Finally, she lets go of the towels.
She says “Have a good night” and I head back to my room.
I shower. I write a little. I sleep for about an hour. At 7:30 or so, I gather my things and proceed to the lobby so that I can check out and head for home. There’s a continental breakfast in the lobby. A different desk clerk, but Leah is still there. She is in the room designated for breakfast, eating a bowl of cereal and reading a copy of USA Today. She has removed the button-up shirt that she wears for work. Currently, she wears a powder blue tank-top, and I am only slightly embarrassed to say I did not notice the night before how well-endowed she is. I certainly noticed it now. But what really catches my attention is her tattoo. The night before, I only saw the flock of birds peeking out of her sleeve, but now, without her arms covered, I can see that the flock of birds fades into a string of cursive text that extends up her arm toward her shoulder. It says: DEAR GOD, MAKE ME A BIRD . . .

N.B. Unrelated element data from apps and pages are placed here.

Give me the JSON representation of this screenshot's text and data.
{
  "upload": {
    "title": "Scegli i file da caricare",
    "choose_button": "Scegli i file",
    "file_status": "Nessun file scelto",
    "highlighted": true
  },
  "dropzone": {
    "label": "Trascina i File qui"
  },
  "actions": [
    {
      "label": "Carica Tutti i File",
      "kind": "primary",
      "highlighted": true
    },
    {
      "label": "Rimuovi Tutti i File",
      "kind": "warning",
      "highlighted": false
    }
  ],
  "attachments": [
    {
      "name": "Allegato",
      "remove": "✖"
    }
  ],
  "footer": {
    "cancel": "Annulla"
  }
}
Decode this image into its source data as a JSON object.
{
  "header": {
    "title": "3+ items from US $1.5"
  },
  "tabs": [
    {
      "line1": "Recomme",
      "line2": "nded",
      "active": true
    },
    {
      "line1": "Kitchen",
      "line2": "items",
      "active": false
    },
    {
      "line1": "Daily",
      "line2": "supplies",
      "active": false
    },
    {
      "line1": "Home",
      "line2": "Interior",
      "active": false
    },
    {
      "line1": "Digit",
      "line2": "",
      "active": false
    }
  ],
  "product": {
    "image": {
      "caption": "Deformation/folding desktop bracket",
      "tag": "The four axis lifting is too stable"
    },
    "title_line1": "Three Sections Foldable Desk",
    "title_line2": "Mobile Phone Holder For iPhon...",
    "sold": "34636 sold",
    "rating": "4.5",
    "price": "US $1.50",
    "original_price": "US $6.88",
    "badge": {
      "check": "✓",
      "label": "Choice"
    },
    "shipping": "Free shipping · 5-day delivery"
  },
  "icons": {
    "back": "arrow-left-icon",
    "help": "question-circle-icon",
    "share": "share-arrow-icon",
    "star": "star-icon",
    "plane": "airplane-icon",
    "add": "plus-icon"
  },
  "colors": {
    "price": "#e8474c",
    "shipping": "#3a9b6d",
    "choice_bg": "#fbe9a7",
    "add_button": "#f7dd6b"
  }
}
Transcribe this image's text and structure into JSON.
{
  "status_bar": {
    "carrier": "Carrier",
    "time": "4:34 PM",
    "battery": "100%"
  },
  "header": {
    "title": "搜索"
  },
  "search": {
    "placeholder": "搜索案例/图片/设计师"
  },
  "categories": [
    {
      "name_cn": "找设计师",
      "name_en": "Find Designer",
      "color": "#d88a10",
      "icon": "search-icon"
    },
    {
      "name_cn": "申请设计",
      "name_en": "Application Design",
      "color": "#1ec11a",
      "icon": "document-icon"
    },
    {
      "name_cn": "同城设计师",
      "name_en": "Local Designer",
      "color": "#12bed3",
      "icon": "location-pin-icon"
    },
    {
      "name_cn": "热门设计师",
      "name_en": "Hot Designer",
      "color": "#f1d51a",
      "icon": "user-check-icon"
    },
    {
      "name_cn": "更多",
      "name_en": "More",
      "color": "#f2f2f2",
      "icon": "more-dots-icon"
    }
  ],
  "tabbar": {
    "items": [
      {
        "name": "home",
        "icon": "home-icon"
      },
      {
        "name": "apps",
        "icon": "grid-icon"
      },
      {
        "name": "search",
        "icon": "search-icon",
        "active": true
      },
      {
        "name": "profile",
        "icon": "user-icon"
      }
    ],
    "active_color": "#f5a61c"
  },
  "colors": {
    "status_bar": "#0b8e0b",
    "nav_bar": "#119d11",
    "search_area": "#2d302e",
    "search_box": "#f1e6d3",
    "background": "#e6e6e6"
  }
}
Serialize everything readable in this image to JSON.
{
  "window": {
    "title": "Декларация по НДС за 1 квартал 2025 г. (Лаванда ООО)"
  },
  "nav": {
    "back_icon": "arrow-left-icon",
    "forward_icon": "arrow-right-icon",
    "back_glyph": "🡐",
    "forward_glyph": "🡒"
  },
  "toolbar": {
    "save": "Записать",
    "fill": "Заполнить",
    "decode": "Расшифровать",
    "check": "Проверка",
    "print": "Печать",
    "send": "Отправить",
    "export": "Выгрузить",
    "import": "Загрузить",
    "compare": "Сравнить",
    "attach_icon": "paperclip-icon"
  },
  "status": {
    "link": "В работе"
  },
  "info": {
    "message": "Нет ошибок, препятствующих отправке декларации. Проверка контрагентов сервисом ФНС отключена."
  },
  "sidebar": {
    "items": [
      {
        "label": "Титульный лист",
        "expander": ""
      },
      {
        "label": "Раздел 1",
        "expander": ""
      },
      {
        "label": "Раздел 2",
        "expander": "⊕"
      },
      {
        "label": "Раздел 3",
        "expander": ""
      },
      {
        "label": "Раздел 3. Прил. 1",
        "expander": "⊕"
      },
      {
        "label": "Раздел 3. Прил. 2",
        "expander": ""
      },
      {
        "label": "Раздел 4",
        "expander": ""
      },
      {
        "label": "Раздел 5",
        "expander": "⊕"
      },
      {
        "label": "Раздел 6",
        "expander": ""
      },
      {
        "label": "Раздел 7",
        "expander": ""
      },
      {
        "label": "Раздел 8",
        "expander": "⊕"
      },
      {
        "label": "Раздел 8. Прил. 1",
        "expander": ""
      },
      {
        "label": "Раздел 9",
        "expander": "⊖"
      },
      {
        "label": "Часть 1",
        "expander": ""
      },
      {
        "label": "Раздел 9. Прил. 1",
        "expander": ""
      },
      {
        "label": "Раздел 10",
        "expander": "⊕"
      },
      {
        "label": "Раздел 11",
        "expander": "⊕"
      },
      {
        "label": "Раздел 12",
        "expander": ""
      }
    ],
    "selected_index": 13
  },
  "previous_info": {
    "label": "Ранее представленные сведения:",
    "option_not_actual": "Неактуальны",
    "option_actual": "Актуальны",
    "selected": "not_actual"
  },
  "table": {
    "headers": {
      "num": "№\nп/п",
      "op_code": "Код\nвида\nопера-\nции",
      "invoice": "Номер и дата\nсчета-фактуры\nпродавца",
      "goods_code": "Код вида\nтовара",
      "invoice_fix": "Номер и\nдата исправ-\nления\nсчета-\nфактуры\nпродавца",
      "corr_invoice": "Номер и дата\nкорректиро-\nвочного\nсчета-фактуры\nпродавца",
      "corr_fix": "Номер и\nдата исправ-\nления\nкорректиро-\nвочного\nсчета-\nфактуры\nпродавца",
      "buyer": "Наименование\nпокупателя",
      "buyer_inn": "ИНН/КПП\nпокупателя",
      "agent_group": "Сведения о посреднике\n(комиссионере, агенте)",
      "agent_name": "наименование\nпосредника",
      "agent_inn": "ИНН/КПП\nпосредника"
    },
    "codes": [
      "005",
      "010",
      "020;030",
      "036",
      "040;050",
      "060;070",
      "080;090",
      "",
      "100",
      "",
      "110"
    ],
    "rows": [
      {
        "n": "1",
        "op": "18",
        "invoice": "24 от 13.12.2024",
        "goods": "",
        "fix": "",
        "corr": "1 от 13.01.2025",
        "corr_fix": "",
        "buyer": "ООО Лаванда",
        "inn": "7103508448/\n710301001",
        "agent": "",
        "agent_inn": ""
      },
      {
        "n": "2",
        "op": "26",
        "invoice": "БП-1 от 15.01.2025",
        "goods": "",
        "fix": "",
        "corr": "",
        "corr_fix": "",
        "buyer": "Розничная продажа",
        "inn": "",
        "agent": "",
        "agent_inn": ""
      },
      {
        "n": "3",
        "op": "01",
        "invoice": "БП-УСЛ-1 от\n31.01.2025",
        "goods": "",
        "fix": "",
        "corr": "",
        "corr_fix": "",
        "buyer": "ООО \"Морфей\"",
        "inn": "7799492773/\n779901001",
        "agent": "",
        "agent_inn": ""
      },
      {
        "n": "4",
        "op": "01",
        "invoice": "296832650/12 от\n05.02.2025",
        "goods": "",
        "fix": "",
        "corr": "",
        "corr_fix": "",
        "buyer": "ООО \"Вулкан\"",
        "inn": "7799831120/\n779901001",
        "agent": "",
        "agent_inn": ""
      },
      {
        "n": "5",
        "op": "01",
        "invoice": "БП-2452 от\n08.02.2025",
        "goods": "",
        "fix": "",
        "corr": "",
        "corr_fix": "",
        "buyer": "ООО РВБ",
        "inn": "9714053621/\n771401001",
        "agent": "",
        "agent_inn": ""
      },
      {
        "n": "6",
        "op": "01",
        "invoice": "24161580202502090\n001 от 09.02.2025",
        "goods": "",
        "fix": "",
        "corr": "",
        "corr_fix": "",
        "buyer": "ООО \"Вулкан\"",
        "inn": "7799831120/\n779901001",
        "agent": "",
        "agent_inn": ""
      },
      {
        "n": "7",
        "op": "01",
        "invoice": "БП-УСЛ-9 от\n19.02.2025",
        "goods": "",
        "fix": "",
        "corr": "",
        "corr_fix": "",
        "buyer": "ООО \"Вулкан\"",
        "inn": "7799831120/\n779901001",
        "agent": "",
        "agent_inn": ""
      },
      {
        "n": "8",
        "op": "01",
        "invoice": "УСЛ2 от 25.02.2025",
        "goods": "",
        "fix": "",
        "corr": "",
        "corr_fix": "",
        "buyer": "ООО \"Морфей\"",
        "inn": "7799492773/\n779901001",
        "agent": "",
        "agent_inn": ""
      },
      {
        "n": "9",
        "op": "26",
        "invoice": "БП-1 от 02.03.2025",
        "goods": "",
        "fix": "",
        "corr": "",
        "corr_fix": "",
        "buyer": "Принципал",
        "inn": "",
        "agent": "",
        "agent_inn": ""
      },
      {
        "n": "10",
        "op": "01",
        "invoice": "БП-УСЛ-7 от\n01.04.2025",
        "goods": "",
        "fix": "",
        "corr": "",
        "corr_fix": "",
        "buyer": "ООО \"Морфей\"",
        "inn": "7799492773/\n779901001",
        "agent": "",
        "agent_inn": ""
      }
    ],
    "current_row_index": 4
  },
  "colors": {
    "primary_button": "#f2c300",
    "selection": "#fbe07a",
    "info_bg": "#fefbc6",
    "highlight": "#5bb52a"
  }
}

I get myself a cup of coffee and prepare myself a bowl of cereal. I notice when I have finished that she has noticed that I am there. She flashes that smile. It’s a great smile. Twenty years later, I remember her smile. Her green, green eyes and that smitten-worthy dimpled smile.
I sit down at a separate table and begin to eat my breakfast. There’s a copy of the newspaper at the table where I’m sitting, perhaps an amenity provided by the hotel. I read the paper as I nutrate my body. I’m actively trying not to look to see if Leah is watching me. I’m so lonely and heartsick and broken and sad that I know I’d probably, given the chance, invite her to come back with me to Champaign. She could be my girlfriend. I would never hit her. I would tell her every day how pretty she is, and I would never intentionally make her cry. And I know, even to myself, how pathetic I sound right now, but in the end, it doesn’t matter, because when I look up, she’s gone.